More Light on the Dark Ages

Home/The Daily Digest/The Daily Digest 2017/More Light on the Dark Ages

So what do we know about the Channel Islands between AD 410 (when the Romans left Britain) and 1066 (when the Normans conquered Britain)?

Roman Gaul was taken over by the Franks, from which it got the name France. From around the year 486 we were probably ruled by the Franks. Angles and Saxon invaders from Germany took over southern Britain, from which we get the name England. The Bretons were people that used to live in the west of England but were chased out by the Saxons and escaped across the sea. The place they decided to live is now called Brittany. For a time the islands were also ruled by the Bretons and we can guess that the Bretons and Franks probably fought each other.

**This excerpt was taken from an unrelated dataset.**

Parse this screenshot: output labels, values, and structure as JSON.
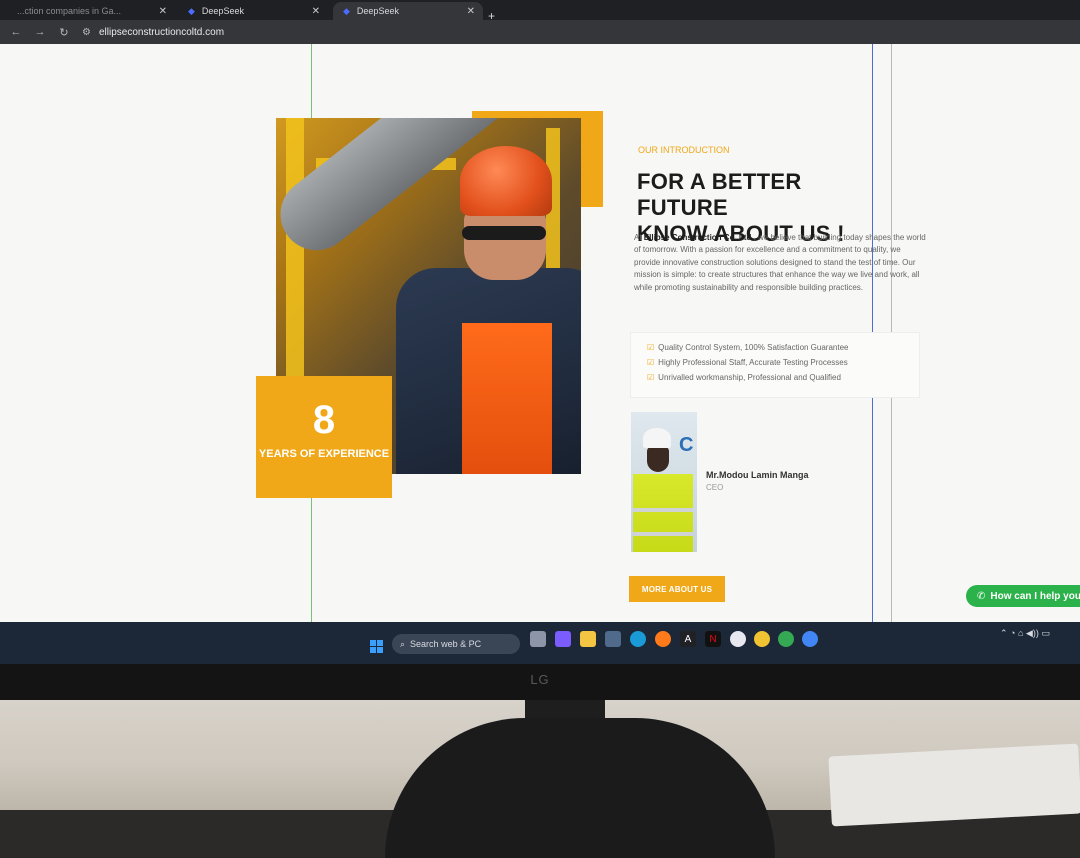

Christianity became popular in the Roman Empire from the fourth century. Christian monks wrote down histories of their saints and several came to the Channel Islands in the sixth century. St Sampson came to Guernsey around AD 560 and founded a church. St Magliore founded a monastery in Sark and St Tugual is said to have founded a chapel in Herm. Archaeologists have not found St Sampson’s first church but parts of St Tugual’s chapel date to the Dark Ages. At the Vale Church is a prehistoric standing stone that has been ‘christianised’ by carving a cross on it.

The Vikings came from Norway and were known as the ‘Northmen’. They attacked the coasts of France and by 911 were given the land now called Normandy. St Magliore’s monestary was destroyed by the Vikings and they are said to have built a castle in Guernsey. Many local names come from Viking words, including Alderney, Burhou, Guernsey and Jersey. A single Viking game counter made of bone, and a few pieces of Frankish pottery are almost all the objects we have found from these 600 years of history.

By | 2017-06-26T11:43:38+00:00 June 29th, 2017|The Daily Digest, The Daily Digest 2017|0 Comments

About the Author:

Claire Thorpe - AWT
Claire studied biology at the University of Oxford, graduating in 2013. Her main focus became the ecology modules, leading to a dissertation on the effects non-native tree species can have on biodiversity. A year off included volunteering for the Wildlife Trust in the Scilly Isles and teaching English in China. Claire then completed her MSc in Conservation at UCL. Her thesis looked at the policy and objectives surrounding a marine protected area in Jamaica, and research involved interviews with politicians, researchers and community members. Post-graduation Claire worked for a natural health charity as their campaign coordinator, gaining experience in article writing, social media and communications.

Leave A Comment